Medioni demonstrates how to use his technology.
From the moment we open our eyes in the morning, our brain processes, seemingly effortlessly, what we see. Eugenia Barrera does not have this luxury. For her and the estimated 6.5 million blind or visually impaired Americans, life is more complicated.
Even in her own home, Barrera struggles to navigate and find specific items. Stepping into an unfamiliar environment can elevate these difficulties from somewhat challenging to incredibly stressful.
USC Viterbi Computer Science Professor Gerard Medioni wants to make it easier for her and other visually impaired people to get around.
Computer vision specialist Medioni and Biomedical Engineering Professor James Weiland, along with their teams, have created a pair of glasses and a vest that do just that.
This glasses-vest combination is a type of “seeing eye” for the blind. The glasses observe the environment and the vest gives directions, much like a seeing-eye dog sees and leads.
The glasses create a 3D image of the surrounding environment using two cameras. Although the blind person cannot see this image, the computer can, using it to analyze the setting.
With this image, the computer can distinguish between obstacles and open space. Using this information, the computer sends signals to a vest through four sensors, much like the brain sends messages to the body.
Getting close to an object triggers a warning buzz. If a person is too close to a table on their left, the lower left sensor would buzz, telling the person to move away from that object. No sound means all clear.
Medioni and Weiland’s team started out in 2008 with the simple task of autonomously navigating an obstacle course, originally funded by an NSF grant. The project is currently funded by the Telemedicine and Advanced Technology Research Center. Through collaboration with the Braille Institute, Barrera tested this technology in a parking lot. It gave her a sense of independence she had not previously experienced.
"For me, it was very freeing," she said. Iit gave me freedom to not have to ask so many people for help. I can be more independent."
The project was largely successful, but Medioni and his team did not stop there. They realized that life is not a static obstacle course made in a laboratory.
In real-life scenarios, obstacles are not always stationary. Often, they are moving people. Still, people will move out of the way. So, Medioni and his team advanced their technology to differentiate between threatening obstacles-buildings, branches, or benches- and non-threatening obstacles such as people.
To test this technology, Medioni and his team imagined the most hectic scene possible: USC campus on a football game day, when swarms of people can overwhelm even someone with 20/20 vision. The glasses and vest successfully led a team member to a destination without the vest buzzing incessantly.

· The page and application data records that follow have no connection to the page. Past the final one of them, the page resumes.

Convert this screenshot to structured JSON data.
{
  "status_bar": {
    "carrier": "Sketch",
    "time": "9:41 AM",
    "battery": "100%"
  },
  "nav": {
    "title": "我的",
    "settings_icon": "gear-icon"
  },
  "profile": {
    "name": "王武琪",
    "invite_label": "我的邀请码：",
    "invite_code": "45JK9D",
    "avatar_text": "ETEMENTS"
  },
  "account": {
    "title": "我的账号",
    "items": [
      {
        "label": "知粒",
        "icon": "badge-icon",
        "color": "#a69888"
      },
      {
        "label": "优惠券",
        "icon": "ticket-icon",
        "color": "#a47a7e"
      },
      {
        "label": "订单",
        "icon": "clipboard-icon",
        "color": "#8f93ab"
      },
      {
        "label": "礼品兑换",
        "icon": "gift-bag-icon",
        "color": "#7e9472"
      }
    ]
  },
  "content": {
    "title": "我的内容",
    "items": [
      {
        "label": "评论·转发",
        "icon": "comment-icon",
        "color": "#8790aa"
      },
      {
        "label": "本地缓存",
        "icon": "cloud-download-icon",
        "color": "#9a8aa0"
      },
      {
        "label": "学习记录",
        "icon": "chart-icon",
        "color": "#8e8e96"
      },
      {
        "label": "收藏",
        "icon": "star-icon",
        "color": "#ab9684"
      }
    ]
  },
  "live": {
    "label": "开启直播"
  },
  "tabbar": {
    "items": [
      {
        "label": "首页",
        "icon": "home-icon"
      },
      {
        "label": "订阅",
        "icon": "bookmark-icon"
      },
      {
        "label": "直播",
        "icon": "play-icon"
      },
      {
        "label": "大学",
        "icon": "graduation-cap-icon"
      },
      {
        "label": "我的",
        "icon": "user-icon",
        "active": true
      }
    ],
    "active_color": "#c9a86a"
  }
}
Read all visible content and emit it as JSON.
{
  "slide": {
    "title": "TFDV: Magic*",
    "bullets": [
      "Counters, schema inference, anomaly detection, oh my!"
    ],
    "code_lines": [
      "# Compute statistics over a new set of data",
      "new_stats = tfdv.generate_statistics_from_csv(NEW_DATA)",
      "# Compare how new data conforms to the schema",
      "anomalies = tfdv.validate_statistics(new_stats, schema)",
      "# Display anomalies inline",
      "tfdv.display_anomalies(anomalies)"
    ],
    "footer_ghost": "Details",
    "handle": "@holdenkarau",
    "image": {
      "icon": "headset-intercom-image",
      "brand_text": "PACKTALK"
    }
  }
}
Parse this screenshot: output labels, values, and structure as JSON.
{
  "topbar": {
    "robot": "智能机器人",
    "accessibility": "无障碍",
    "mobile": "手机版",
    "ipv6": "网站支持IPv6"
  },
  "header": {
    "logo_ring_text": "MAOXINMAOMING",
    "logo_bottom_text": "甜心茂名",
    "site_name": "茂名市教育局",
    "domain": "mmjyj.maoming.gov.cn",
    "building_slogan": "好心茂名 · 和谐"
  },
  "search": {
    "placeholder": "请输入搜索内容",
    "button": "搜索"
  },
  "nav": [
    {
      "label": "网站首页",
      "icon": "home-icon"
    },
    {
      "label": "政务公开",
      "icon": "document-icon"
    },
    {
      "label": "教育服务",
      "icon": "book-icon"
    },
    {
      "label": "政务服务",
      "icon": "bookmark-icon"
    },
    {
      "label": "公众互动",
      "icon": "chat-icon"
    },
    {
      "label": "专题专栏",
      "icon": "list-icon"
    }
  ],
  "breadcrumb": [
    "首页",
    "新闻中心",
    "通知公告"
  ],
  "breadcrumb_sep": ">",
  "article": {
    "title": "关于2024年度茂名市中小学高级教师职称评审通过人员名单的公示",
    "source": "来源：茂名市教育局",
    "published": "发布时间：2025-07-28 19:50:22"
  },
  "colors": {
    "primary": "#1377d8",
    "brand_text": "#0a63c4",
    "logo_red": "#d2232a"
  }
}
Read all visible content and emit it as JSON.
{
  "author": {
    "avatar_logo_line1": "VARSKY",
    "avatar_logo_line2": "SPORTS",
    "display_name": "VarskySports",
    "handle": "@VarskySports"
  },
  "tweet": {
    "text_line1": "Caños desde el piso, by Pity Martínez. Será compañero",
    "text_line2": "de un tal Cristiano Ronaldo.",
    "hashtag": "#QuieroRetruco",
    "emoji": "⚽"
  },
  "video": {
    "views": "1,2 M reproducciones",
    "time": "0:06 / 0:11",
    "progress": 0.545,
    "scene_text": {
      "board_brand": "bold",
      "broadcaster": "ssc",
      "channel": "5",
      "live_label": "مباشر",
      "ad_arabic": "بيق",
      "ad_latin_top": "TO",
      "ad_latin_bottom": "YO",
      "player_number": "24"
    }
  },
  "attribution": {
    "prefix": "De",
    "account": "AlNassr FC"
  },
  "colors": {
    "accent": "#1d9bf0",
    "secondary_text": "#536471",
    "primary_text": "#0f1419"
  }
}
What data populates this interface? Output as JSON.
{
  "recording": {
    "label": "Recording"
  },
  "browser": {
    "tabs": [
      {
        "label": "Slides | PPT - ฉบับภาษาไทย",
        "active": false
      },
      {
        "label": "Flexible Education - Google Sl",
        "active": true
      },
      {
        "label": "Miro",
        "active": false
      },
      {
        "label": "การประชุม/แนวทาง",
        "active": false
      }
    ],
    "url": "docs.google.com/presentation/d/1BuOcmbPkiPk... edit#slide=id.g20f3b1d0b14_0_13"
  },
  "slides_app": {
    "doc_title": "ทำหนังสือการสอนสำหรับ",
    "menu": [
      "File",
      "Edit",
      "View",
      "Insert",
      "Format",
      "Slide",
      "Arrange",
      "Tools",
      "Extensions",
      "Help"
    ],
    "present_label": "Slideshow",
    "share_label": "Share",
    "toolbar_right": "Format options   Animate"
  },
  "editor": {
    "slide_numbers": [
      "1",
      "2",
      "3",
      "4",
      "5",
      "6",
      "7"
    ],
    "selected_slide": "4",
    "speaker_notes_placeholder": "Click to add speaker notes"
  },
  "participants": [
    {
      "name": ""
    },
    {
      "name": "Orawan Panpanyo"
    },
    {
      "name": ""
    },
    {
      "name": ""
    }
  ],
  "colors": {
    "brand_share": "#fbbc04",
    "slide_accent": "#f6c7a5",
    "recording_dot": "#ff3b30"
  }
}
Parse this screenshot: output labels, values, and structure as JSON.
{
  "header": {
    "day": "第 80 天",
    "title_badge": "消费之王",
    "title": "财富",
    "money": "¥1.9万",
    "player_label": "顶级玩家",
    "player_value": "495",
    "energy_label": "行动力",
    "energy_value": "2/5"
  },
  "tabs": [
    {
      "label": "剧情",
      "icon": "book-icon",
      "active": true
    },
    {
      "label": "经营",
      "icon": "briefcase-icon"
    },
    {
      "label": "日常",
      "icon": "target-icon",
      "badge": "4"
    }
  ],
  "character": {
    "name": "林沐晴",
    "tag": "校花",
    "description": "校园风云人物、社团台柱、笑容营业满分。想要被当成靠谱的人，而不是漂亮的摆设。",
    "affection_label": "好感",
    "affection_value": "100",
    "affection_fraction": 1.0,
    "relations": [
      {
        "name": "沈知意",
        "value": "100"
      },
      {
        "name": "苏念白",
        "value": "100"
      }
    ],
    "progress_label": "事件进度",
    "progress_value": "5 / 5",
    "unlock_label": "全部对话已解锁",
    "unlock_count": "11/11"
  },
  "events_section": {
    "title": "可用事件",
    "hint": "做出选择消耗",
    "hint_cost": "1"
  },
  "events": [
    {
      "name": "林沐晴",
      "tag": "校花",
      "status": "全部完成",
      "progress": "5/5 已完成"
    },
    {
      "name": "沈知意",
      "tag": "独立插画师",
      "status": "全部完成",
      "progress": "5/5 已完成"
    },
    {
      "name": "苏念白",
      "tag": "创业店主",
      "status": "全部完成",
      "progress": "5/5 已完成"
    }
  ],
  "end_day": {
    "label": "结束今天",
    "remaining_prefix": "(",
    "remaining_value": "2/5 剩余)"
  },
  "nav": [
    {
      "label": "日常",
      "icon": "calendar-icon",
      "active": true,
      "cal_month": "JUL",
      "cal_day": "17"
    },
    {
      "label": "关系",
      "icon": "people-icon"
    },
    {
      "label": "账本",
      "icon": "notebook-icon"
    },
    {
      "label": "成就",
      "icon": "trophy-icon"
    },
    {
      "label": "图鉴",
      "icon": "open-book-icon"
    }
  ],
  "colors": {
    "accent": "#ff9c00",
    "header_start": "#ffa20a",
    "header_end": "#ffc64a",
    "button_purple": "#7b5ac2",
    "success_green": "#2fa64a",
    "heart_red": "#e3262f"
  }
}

The next real-life obstacle course the team will test is a grocery store. The glasses-vest combination will lead the test subject to a specific item in the grocery store for them to pick up. The test will take place in October.
Medioni enjoy his research and how it benefits people in need.
“The best part of it all is that people actually like the system,” Medioni said. “We really started from the beginning to involve patients and get their feedback and make sure that this was something that would be helpful and useful.”
Based on this feedback, Medioni and his team added one more layer of complexity to the problem: communication. They recognized that lack of vision makes it difficult, if not impossible, to understand non-verbal communication such as hand gestures or facial expressions. Medioni wants to change that by addressing the most complex and nuanced issue yet.
This would allow a blind person to fully understand the situation, such as a meeting at work. With facial recognition technology, they would be able to tell who is being addressed based on where someone is looking or how serious or joking the speaker is based on facial expressions. Medioni is experimenting with ways to communicate this information to the blind person, potentially using the vest again or through a speaker in their ear.
“They want to be part of the working environment,” Medioni said. “They want to be inserted in society and that’s really what we are trying to help them accomplish.”
The project is still in its early stages.
Barrera for one has become a big fan of Medioni’s work and its implications for people like her.
“I keep telling them to hurry up and finish,” Barrera said. “I need this in my life.”